July 2007.

"Critical Mass." Visual Resistance. Visual Resistance. 25 Apr. 2007.

Currid, E. (2007). The Warhol economy: How fashion art & music drive New York
City. Princeton: Princeton University Press.

D'Amico, Daniel J., and Walter Block. "A Legal and Economic Analysis of
Graffiti." Austrian Student Scholar’s Conference. Grove City College, Grove
City, PA. 5 Nov. 2004. Art Crimes. 11 Apr. 2007.

D'Angelo, Frank J. "Sacred Cows Make Great Hamburgers: The Rhetoric of
Graffiti." College Composition and Communication 25.2 (May 1974): 173-180.

"Ghost Bikes." Visual Resistance. Visual Resistance. 22 Apr. 2007.

Hermer, Joe, and Alan Hunt. "Official Graffiti of the Everyday." Law & Society
Review 30.3 (1996): 455-480.

Drapes, Carolyn Rhea. "The City :: Urban art, stickers, stencils, murals, and
painted building texts." Flickr. 26 Apr. 2007. 26 Apr. 2007.

MacGillivray, L., & Curwen, M. S. (2007, February). Tagging as a social literacy
practice. Journal of Adolescent & Adult Literacy, 50(5), 354-69.

Lachmann, Richard. "Graffiti as Career and Ideology." The American Journal of
Sociology 94.2 (Sept. 1988): 229-250.

McLuhan, M., & Fiore, Q. (1967). The medium is the massage. New York: Bantam.

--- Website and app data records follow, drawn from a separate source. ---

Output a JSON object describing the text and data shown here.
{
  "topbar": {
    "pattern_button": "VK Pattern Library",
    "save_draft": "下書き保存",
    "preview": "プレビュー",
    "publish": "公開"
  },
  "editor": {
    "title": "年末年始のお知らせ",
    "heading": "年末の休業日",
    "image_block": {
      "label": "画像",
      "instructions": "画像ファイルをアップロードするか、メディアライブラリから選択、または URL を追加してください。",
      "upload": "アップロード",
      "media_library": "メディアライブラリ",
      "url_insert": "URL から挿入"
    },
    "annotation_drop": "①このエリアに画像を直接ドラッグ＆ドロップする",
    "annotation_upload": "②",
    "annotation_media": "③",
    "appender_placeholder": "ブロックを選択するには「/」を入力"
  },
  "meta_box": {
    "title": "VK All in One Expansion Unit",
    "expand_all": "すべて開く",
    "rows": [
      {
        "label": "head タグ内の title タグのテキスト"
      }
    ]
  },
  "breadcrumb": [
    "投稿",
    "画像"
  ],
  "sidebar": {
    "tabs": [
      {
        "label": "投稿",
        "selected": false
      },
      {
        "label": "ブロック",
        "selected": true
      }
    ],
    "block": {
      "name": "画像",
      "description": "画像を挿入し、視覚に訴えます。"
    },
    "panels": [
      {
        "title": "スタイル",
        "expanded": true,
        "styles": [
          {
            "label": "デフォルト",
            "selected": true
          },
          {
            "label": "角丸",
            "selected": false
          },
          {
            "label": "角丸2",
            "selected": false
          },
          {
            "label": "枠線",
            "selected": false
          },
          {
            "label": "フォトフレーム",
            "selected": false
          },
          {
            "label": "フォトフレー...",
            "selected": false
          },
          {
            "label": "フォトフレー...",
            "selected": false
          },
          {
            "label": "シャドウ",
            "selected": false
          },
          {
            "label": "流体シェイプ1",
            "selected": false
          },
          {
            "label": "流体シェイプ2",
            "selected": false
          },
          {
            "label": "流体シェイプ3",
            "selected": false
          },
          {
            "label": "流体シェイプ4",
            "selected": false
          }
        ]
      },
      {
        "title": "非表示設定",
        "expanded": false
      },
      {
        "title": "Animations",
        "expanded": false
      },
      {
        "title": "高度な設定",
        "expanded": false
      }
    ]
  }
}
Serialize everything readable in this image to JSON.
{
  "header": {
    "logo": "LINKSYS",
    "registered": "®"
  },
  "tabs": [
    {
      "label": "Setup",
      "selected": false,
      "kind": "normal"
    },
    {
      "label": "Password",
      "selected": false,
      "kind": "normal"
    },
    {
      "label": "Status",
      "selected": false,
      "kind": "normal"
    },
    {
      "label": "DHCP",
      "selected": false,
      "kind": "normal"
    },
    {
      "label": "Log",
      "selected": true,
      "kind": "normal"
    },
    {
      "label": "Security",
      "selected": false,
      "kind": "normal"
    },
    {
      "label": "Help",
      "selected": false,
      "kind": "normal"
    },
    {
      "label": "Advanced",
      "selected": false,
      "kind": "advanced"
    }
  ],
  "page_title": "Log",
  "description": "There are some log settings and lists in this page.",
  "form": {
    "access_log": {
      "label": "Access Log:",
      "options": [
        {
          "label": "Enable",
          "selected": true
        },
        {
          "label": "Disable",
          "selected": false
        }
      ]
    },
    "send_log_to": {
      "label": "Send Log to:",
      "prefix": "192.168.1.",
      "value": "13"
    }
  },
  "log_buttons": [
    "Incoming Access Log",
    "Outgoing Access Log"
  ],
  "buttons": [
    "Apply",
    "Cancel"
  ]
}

Montoya, Isaiah. "Graf in Hush Tones." The Border Observer [El Paso] 6 Apr.
2007, sec. American Sprit—Fine Arts: 26-27.

Rafferty, Pat. "Discourse on Difference: Street Art/Graffiti Youth." Visual
Anthropology Review 7.2 (Fall 1991): 77-84.

Schlecht, Neil E. "Resistance and appropriation in Brazil." Studies in Latin
American Popular Culture 14 (1995): 37-68.

Shannon, Joshua A. "Claes Oldenburg's The Street and Urban Renewal in Greenwich
Village." Art Bulletin 86.1 (Mar. 2004): 136-161.

Walker, William. "The Lessons of Guernica." Toronto Star [Toronto] 9 Feb. 2003,
sec. Business: B01.

Sometimes you need to get away from it all.

And sometimes, it's time to return and be part of the larger world.  Between the first of 2023 and February 14, I painted many watercolo...